The Riverside County Board of Supervisors will consider a proposal Tuesday to impose fines on individuals and businesses using fire, burglar and other alarms that are repeatedly triggered in unincorporated communities without justification, tying up first responders.
The proposed “False Alarm Ordinance” will be reviewed as part of the board's final agenda for 2020.
The measure has been discussed in previous years, but the board never reached the point of actually voting to enact it. The proposed ordinance is a result of lengthy research by the county Sheriff's and Fire departments, as well as the Office of County Counsel, according to documents posted to the board's policy agenda.
“False alarms consume public safety resources and can increase response times for legitimate emergencies,” a statement posted to the agenda reads. “A false alarm ordinance could reduce the number of false alarms and the time spent responding to them.”
The proposal draws from provisions contained in similar ordinances on the books in the cities of Corona, Lake Elsinore, Moreno Valley, Murrieta, Palm Springs and Riverside.
Data compiled for the board showed that in 2016, sheriff's deputies were sent to investigate 15,172 alarm calls in unincorporated communities, and of those, 13,461 -- 88% -- were determined to be false, while 1,674 were canceled before deputies reached the scene.
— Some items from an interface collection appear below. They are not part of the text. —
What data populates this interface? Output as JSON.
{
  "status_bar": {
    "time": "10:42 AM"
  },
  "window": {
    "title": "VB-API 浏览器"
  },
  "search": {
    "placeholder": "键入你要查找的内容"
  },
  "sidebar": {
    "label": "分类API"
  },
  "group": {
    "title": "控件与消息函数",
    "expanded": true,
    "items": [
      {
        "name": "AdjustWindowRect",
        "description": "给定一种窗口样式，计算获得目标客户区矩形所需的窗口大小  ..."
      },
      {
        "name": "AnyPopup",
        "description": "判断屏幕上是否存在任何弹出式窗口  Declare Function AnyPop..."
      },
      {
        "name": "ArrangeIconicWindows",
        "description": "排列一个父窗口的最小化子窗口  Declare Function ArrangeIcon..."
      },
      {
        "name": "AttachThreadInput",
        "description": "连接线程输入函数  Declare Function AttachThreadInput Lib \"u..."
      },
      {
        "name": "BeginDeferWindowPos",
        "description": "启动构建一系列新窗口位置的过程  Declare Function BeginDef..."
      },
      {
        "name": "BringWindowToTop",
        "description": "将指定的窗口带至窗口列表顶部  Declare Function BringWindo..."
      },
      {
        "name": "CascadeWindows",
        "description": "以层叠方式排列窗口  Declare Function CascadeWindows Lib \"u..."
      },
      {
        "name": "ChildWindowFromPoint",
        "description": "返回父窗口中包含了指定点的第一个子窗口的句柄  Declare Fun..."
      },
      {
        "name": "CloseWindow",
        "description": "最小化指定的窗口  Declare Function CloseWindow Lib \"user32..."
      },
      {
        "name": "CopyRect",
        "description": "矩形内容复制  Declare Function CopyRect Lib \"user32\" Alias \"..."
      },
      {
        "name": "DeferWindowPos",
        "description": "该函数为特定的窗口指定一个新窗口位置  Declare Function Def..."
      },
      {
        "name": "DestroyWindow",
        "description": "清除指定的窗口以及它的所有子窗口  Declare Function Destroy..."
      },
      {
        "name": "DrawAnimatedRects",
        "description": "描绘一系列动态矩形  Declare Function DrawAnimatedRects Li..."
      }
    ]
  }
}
Only 37 alarms were verified as requiring immediate attention, officials said.
The fire department did not provide composite numbers on calls, but noted that in 2017, crews were dispatched to 2,662 false alarms.
Under the proposed ordinance, anytime deputies or firefighters go to a call and determine the alarm to be false, the person or entity whose home or business caused the alarm would receive a written warning. A second call for the same reason would result in a warning that a penalty would be assessed if there is a third call.
A third false alarm would necessitate a fine of $50. A fourth call would lead to a fine of $100, a fifth call $150, and for every call after that -- $200.
The penalties would be established as part of the county's anti-public nuisance code.
Recipients of fines would be entitled to an appeals process, initially via an “Alarm Appeals Officer,” and after that, the courts.
If an alarm company's faulty system is found to be the cause of the alarms, it, too, could be held liable.
The proposal also specifies that all audible security alarms have an automatic deactivation feature that makes them stop sounding after 15 minutes, and there's a provision mandating that companies make at least two attempts to contact the property owner or alarm user twice before notifying law enforcement of the alarm.
In 1996, the county established an ordinance seeking to fine alarm companies for false alarms, but several providers sued, and the ordinance was nullified. The current proposal has been court-tested thanks to municipalities passing their own regulations, all of which have withstood scrutiny.